The house they live in now is owned by our son-in-law, which he bought before meeting our daughter. He bought the property with an $8,000 first-time homebuyer tax break. It is well past the time he had to own the home, so he can sell without a penalty.
The neighborhood they are in has numerous foreclosures and he owes about $104,000 on the property, but the houses in the neighborhood are selling for around $80,000. They do not want to stay in this area, as they want to have a baby and not raise it in this neighborhood.
What do you know about this company and what would you suggest? We’ve also conveyed the idea that “if it’s too good to be true,” then it’s a bad decision.
A number of companies do what you are describing.

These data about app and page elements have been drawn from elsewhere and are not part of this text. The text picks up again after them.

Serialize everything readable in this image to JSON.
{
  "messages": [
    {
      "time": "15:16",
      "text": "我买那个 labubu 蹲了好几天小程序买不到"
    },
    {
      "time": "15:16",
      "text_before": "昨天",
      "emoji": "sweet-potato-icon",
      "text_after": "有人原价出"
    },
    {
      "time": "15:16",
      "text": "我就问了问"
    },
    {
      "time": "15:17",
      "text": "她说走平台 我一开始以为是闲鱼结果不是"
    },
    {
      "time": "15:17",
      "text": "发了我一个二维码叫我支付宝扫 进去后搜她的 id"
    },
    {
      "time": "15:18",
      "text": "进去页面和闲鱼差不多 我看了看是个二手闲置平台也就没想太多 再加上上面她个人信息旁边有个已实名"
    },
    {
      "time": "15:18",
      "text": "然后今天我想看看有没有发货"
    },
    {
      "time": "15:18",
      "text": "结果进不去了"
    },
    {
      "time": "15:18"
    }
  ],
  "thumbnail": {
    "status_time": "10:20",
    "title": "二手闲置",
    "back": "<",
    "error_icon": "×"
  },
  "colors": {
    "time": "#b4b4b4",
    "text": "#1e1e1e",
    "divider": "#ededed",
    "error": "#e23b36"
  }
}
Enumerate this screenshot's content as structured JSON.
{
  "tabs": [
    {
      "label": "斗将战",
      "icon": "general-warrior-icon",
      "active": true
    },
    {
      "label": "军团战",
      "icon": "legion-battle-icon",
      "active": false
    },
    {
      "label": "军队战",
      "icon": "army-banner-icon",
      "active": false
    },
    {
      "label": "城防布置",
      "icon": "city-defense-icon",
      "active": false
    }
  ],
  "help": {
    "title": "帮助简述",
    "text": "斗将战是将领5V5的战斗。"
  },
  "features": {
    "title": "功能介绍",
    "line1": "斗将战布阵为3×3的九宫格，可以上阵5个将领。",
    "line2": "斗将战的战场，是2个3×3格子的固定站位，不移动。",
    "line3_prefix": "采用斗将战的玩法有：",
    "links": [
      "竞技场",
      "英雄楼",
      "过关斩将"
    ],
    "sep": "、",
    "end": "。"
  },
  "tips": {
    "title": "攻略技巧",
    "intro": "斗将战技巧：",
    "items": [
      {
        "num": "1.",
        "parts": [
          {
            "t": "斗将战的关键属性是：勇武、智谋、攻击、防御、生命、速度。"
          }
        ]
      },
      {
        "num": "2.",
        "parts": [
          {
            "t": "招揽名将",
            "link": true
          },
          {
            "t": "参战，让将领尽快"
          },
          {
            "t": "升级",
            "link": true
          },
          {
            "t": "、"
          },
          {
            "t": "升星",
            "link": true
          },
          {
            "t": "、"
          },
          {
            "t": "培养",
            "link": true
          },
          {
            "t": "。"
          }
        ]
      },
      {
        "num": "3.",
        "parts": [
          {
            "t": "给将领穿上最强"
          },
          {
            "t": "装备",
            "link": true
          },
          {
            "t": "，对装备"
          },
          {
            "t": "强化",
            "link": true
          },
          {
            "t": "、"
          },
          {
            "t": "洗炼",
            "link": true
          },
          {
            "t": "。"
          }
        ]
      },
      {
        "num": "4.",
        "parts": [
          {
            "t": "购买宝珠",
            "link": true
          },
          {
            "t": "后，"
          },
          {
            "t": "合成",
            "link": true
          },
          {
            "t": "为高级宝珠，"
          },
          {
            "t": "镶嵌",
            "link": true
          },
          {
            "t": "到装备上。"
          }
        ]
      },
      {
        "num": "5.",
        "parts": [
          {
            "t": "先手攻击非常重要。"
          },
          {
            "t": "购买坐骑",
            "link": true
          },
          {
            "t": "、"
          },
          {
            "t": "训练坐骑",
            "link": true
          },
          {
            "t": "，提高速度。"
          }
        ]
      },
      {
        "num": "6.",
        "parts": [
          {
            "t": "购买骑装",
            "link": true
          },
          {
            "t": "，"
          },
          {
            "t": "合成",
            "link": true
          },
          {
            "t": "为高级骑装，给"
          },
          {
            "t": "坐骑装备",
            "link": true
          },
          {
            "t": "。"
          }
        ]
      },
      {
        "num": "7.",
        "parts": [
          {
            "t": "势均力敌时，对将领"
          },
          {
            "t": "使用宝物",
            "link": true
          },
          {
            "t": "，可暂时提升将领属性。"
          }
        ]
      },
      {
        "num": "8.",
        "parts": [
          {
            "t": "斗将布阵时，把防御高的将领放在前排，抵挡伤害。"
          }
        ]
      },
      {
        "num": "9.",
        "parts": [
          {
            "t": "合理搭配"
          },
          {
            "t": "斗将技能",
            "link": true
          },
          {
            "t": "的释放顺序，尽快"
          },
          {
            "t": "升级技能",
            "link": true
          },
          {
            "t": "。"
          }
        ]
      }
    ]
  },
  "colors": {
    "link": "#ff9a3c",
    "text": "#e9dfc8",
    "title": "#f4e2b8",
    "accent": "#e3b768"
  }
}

We aren’t directly familiar with the company you named in your e-mail (which we removed prior to publication), although it has received national press that is both positive and negative.
The point is, if you’ve read nothing but bad reviews, it doesn’t sound promising. Your daughter and son-in-law should look into selling this property in a short sale and walking away. If they have the cash, they will probably have to kick in something or pay off the loan in full.
While this seems like a bad idea, or at least an expensive one, in reality it’s best not to live in an area that seems unsafe or is inappropriate somehow, and where home values don’t have a chance of improving over the next two years. If there are a lot of foreclosures, it could take your kids 10 years to break even in the neighborhood, and that wouldn’t be helpful. Certainly, paying the bills for six months would be just a drop in the bucket, especially if the property can’t be rented and your kids would be stuck paying two mortgages.
Your children should look for an agent who has a track record of successful foreclosure sales with their current lender. Or, if it seems impossible to sell, then look into renting the property — hopefully at a rate that covers all or most of their costs.
Completing a short sale will affect their credit negatively, unless they figure out a way to pay off the loan in full. And, it may mean a delay in purchasing a new home (unless they purchase first and then try to sell).
Despite the drawbacks of a short sale, moving to a new home where they feel comfortable to raise a family is important — even if that new home is a rental property.
In normal times, the IRS would treat the difference between what your daughter and her husband owe on their mortgage and the amount that they receive after the home sale (also known as a deficiency) as income and would tax it at their marginal tax rate, even if they didn’t get a penny from the home. Under current tax code, the IRS is ignoring the deficiency. So there is no additional federal income tax due. But it’s unclear whether this change in IRS tax code will be extended beyond the end of 2014. If your children unload their house this year, they’ll be protected. Otherwise, there could be a hefty tax penalty to pay.
While the tax angle should be considered, it’s only one of a number of factors that will play into the decision on what to do next. We recommend that they talk to a real estate attorney and to their tax preparer to get a full understanding of the financial ramifications of each option.
Ilyce R. Glink’s latest book is “Buy, Close, Move In!” Samuel J. Tamkin is a Chicago-based real estate attorney. If you have questions, you can call Ilyce’s radio show toll-free (800-972-8255) any Sunday from 11 a.m. to 1 p.m. Contact Ilyce and Sam through her Web site, www.thinkglink.com.